» **Task statement**
Copy every line of the data that contains the string "title".

» **Record excerpts**
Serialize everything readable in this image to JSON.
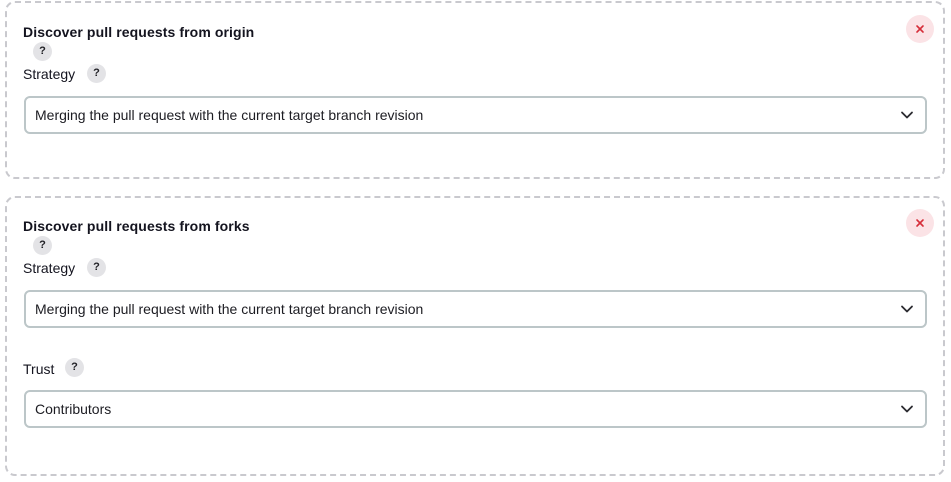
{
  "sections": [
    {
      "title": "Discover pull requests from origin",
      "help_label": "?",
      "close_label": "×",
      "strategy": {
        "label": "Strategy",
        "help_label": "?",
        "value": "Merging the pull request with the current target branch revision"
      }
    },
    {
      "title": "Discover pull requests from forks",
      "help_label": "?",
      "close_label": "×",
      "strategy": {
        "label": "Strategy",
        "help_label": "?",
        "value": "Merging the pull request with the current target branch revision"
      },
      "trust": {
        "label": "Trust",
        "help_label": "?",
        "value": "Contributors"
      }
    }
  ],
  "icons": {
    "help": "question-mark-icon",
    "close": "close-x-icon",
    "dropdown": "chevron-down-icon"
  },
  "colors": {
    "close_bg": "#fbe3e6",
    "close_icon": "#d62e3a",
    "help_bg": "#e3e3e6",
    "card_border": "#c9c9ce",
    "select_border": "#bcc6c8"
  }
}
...
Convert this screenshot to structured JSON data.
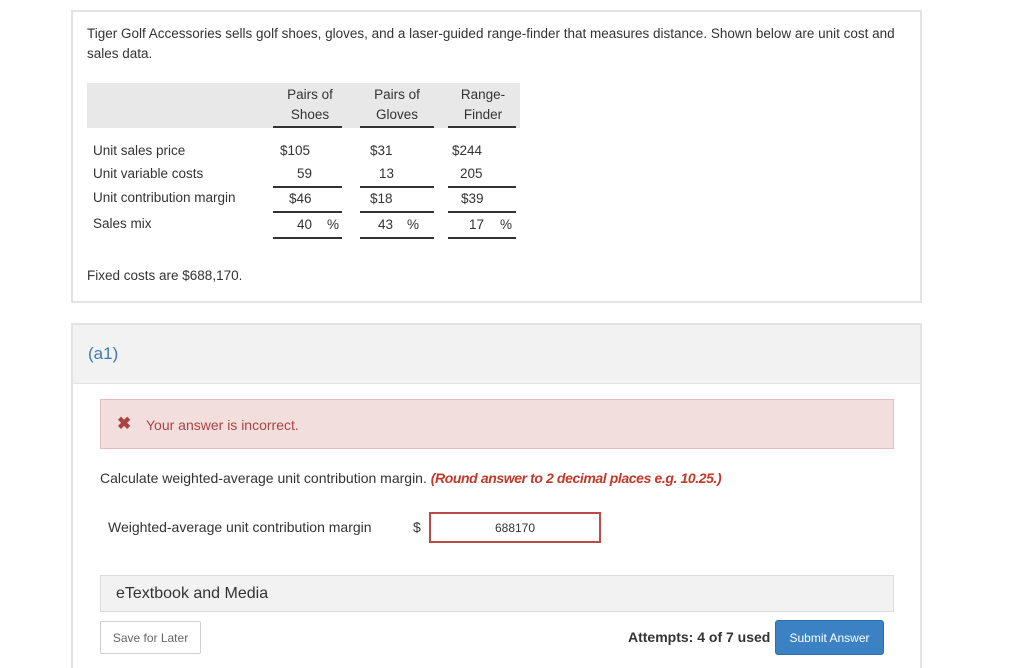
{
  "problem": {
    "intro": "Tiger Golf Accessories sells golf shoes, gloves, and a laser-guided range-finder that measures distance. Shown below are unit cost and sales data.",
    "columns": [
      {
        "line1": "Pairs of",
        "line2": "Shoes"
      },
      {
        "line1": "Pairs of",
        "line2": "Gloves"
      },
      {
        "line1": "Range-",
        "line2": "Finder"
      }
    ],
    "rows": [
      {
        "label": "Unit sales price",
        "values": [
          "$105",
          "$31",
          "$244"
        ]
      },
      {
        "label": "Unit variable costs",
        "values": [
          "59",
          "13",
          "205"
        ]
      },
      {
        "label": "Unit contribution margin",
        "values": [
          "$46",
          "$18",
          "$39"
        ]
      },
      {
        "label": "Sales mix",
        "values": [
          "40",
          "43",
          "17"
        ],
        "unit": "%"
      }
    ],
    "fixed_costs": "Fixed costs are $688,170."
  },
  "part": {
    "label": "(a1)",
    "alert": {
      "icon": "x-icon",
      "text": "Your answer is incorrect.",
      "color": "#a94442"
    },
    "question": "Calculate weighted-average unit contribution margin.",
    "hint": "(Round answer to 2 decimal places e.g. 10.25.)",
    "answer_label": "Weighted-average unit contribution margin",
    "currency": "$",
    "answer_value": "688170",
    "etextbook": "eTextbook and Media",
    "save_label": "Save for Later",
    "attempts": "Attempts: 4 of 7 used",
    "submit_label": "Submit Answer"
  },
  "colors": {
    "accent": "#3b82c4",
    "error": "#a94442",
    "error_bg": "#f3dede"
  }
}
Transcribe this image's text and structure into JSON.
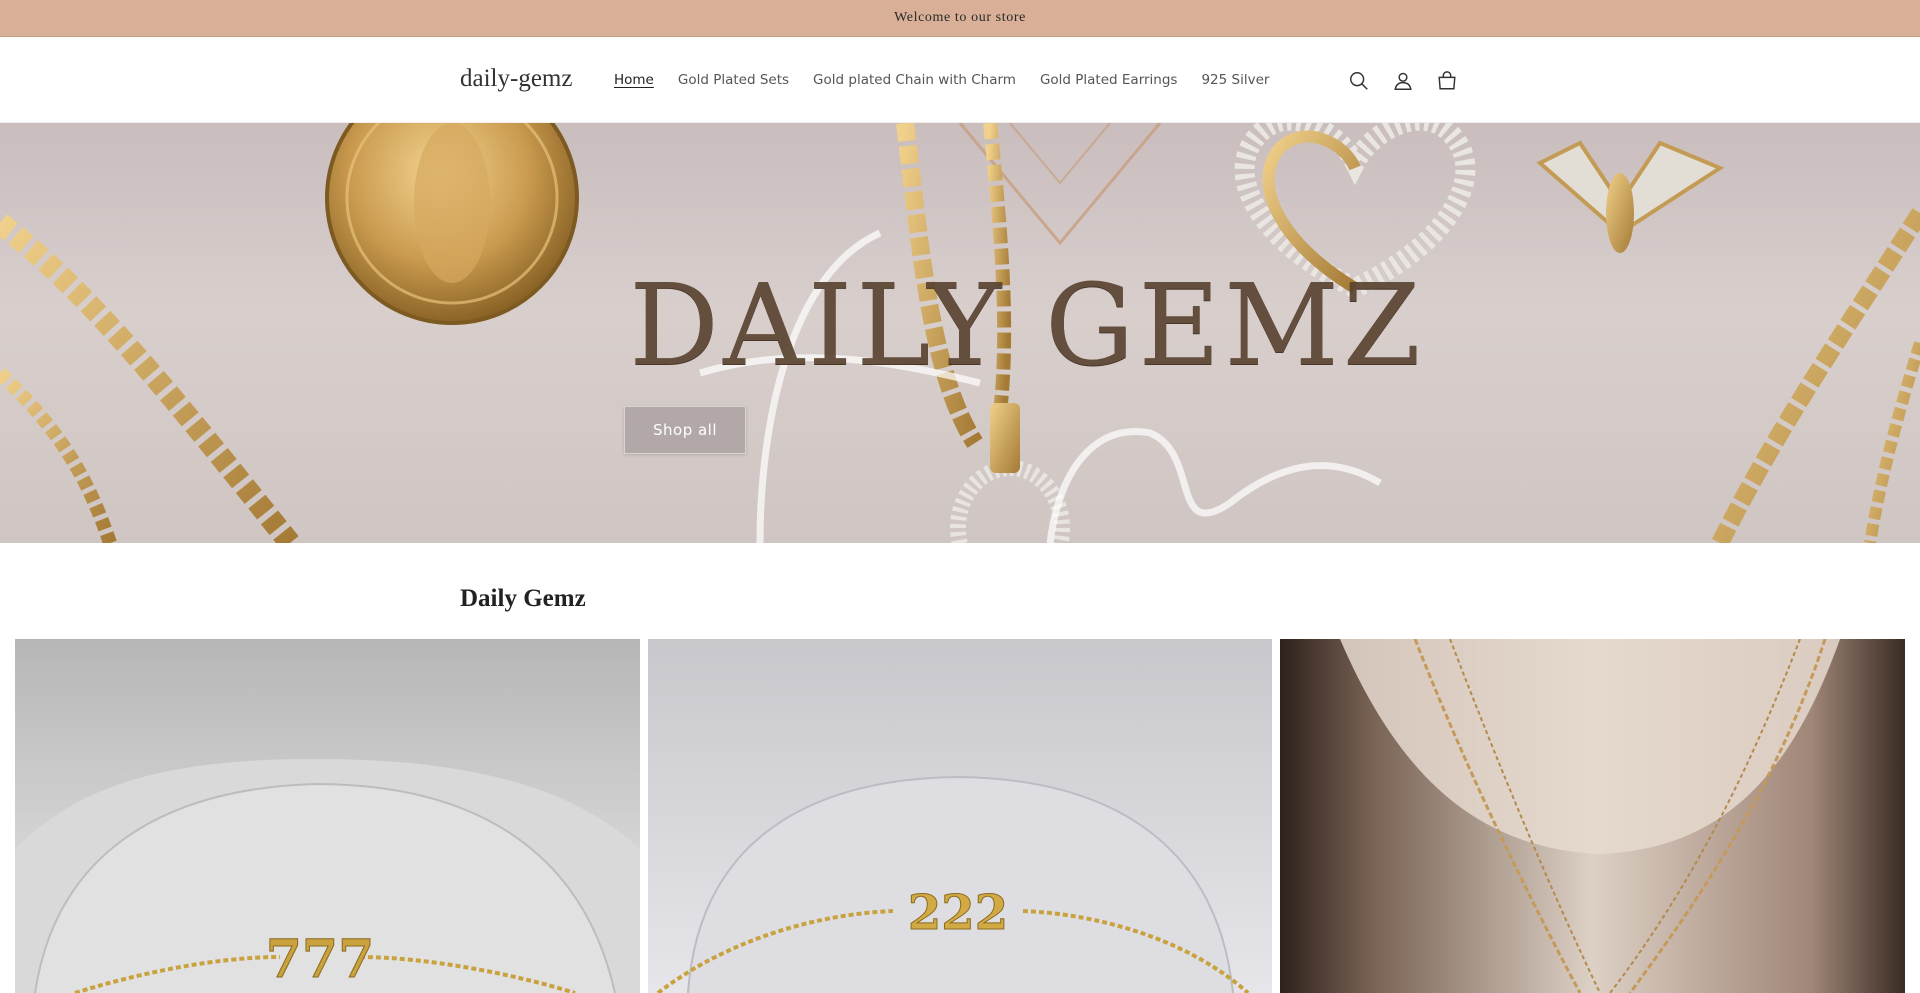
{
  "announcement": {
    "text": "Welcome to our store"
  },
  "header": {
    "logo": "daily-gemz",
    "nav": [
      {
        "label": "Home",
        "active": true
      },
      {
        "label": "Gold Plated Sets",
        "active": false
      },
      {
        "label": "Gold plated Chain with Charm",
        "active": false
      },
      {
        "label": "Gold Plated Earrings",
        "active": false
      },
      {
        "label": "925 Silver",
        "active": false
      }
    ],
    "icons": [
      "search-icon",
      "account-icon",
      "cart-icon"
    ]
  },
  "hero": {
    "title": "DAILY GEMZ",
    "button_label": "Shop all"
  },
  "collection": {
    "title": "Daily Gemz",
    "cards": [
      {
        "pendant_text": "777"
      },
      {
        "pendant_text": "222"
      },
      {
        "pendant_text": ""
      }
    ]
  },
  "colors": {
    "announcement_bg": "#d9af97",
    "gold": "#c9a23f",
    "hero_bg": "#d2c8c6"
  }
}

» **Answer to the exercise**
      "title": "Discover pull requests from origin",
      "title": "Discover pull requests from forks",
    "title": "DAILY GEMZ",
    "title": "Daily Gemz",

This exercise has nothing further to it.